| Aim of the task |
Each line of the entries below that holds "Alle" is needed, copied in full.

| Entries supplied |
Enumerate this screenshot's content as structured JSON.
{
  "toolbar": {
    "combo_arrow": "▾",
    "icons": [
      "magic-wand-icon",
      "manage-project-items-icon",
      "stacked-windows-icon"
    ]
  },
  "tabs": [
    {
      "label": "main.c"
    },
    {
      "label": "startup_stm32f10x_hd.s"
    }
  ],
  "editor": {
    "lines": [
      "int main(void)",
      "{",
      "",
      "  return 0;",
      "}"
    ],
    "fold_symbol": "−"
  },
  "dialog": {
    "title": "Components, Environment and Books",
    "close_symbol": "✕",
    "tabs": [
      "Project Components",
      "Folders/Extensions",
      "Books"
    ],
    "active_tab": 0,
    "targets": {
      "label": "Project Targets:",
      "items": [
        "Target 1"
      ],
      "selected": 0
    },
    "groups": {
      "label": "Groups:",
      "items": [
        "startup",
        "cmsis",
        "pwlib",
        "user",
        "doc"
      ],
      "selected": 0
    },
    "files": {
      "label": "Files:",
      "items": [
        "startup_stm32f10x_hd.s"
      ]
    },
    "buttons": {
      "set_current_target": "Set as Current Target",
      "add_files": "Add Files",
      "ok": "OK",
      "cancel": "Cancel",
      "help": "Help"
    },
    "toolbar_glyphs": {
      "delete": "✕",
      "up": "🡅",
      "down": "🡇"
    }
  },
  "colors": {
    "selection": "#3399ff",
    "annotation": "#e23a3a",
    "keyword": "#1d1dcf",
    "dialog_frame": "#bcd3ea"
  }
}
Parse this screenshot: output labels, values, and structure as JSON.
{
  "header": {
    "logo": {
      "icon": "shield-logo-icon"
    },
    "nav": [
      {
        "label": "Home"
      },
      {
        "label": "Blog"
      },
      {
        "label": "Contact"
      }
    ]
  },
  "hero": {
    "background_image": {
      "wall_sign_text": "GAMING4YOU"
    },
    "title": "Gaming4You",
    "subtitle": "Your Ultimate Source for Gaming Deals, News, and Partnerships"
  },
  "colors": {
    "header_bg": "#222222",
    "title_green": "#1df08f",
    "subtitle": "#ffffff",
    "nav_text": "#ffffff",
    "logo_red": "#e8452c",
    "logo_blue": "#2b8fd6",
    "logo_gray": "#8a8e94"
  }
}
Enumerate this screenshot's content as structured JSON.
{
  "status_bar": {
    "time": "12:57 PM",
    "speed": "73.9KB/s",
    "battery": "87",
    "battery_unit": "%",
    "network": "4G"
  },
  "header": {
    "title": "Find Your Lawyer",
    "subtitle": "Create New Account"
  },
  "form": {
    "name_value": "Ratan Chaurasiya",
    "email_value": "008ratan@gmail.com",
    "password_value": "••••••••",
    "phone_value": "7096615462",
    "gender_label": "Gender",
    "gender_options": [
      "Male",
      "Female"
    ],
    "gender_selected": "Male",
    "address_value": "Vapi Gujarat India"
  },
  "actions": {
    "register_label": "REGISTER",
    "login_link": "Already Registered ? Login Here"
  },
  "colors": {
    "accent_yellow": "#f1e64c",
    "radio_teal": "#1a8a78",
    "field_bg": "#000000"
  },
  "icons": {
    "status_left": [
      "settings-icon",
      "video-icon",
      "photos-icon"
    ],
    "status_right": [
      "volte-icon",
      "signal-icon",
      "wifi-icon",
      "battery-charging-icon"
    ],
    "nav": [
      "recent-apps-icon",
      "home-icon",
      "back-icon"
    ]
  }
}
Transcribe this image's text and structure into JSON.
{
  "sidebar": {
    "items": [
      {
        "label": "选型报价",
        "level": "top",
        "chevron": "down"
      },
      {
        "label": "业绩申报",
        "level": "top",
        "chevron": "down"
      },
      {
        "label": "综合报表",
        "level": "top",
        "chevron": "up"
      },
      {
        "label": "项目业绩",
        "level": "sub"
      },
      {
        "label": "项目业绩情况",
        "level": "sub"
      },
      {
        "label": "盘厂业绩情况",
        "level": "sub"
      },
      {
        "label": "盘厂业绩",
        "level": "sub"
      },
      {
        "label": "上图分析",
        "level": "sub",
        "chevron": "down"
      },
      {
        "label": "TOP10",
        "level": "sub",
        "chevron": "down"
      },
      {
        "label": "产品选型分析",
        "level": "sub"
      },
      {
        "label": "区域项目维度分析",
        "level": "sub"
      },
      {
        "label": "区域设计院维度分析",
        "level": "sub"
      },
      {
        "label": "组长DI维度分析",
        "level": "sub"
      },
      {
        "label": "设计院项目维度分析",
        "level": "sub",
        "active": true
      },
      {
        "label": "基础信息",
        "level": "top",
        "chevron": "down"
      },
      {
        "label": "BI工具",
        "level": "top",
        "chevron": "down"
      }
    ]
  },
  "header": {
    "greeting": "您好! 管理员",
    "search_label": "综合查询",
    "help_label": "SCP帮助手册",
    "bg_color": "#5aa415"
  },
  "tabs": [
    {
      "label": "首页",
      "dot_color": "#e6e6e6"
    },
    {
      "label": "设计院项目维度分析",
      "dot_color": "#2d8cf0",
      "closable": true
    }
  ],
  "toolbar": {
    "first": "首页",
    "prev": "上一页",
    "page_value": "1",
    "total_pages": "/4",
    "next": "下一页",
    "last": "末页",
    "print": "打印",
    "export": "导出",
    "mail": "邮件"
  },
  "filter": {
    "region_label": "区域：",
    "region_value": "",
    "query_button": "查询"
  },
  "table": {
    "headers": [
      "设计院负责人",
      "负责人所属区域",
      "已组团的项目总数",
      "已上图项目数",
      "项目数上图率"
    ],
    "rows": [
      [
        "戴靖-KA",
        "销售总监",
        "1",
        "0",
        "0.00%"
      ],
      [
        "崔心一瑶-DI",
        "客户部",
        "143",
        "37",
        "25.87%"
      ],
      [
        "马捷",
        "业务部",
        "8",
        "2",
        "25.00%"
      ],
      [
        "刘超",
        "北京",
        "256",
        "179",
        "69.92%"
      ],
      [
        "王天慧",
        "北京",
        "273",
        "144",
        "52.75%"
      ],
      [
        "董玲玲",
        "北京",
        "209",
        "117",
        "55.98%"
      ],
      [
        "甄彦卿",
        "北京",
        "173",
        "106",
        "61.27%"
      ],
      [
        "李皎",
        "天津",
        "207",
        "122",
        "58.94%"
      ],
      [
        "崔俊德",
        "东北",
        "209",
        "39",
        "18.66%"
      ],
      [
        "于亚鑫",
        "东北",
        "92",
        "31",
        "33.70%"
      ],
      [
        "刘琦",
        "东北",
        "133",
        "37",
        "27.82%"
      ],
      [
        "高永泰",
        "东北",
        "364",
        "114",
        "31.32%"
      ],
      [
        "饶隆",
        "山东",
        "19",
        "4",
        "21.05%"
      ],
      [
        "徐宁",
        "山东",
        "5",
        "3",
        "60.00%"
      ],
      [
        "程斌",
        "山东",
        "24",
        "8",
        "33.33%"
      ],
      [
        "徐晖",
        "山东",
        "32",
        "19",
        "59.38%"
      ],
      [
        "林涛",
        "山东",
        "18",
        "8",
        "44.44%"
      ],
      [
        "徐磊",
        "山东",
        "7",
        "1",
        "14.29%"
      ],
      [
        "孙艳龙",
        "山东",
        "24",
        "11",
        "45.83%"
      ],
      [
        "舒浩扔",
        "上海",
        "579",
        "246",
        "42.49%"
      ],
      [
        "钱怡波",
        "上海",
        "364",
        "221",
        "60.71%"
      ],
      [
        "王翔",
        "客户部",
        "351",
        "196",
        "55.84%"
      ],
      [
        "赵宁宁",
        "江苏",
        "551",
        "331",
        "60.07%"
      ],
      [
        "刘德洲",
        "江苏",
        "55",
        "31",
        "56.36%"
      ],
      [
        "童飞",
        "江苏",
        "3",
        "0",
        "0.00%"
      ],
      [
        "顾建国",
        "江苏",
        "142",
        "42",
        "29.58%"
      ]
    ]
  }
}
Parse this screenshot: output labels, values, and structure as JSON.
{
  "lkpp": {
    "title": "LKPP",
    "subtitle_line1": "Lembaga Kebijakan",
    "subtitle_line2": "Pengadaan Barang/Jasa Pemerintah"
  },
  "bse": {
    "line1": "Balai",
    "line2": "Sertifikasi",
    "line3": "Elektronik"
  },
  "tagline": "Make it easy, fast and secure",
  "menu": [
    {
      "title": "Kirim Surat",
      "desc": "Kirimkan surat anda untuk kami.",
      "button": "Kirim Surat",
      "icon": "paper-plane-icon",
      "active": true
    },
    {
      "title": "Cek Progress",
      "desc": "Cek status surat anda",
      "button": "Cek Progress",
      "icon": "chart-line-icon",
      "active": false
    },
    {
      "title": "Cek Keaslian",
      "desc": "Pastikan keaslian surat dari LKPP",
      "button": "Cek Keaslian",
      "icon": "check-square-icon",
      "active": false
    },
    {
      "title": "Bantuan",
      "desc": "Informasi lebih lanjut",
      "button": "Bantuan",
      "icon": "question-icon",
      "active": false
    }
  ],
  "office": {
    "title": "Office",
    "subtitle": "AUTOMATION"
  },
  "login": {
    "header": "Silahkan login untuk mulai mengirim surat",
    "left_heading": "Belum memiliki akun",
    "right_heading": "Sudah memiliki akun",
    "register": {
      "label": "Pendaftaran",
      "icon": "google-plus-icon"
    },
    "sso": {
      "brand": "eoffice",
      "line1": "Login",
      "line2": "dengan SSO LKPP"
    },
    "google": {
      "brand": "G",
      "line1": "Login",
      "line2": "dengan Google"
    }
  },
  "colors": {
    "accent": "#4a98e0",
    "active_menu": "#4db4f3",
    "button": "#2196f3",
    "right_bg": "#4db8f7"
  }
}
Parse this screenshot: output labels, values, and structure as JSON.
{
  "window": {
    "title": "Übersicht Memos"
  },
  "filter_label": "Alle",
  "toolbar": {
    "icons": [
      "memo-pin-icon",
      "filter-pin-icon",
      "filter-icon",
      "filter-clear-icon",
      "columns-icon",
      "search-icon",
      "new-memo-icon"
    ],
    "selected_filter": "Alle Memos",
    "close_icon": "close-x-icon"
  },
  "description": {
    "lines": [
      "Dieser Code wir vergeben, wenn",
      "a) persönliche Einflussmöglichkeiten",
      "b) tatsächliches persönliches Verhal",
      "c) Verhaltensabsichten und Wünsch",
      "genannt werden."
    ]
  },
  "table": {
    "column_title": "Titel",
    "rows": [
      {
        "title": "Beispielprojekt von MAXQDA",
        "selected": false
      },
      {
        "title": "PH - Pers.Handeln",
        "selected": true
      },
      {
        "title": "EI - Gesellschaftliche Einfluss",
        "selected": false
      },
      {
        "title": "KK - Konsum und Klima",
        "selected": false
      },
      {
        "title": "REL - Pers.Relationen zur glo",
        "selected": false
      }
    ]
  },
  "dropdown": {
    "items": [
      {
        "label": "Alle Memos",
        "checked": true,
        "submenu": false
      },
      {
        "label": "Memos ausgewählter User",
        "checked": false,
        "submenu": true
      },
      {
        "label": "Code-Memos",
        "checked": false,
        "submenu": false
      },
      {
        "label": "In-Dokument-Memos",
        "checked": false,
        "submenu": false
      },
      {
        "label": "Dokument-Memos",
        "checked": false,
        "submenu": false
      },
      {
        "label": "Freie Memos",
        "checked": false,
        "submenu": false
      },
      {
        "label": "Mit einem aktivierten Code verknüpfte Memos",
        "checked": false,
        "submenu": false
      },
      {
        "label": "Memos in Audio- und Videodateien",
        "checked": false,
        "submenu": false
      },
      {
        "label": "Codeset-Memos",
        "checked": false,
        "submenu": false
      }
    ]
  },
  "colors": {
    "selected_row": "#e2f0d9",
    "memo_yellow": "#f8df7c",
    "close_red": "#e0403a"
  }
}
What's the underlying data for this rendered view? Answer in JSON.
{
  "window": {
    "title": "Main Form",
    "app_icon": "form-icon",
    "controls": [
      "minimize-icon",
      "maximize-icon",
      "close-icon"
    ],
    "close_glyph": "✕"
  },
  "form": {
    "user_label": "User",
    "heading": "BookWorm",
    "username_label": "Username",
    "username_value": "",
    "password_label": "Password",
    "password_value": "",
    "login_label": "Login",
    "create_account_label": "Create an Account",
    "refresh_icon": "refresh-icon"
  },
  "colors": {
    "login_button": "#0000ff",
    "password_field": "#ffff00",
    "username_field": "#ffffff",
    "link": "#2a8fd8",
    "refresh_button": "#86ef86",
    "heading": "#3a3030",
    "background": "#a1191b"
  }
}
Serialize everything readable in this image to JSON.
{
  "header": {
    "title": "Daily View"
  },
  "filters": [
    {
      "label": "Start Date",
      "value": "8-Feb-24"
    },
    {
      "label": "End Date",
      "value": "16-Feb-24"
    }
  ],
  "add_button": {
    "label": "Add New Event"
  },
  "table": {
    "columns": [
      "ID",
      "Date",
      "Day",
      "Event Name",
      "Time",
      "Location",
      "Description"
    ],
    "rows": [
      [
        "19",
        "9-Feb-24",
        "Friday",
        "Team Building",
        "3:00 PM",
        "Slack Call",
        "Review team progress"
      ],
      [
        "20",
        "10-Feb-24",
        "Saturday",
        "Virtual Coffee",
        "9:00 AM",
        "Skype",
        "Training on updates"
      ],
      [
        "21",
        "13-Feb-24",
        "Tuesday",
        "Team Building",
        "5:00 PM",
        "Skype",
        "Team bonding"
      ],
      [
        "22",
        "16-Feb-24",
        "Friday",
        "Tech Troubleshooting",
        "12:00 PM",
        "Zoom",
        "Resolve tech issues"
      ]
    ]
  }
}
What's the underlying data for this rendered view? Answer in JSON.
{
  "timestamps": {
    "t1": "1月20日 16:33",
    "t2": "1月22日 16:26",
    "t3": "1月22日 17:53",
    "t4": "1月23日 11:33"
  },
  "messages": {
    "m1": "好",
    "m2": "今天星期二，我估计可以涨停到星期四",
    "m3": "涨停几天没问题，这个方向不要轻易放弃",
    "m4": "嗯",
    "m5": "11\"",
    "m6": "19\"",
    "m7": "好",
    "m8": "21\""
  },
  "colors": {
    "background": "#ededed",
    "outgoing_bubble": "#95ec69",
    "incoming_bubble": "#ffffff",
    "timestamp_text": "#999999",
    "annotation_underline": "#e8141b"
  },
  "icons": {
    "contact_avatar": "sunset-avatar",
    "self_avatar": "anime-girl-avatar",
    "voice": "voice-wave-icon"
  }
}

| Exercise answer |
  "filter_label": "Alle",
    "selected_filter": "Alle Memos",
        "label": "Alle Memos",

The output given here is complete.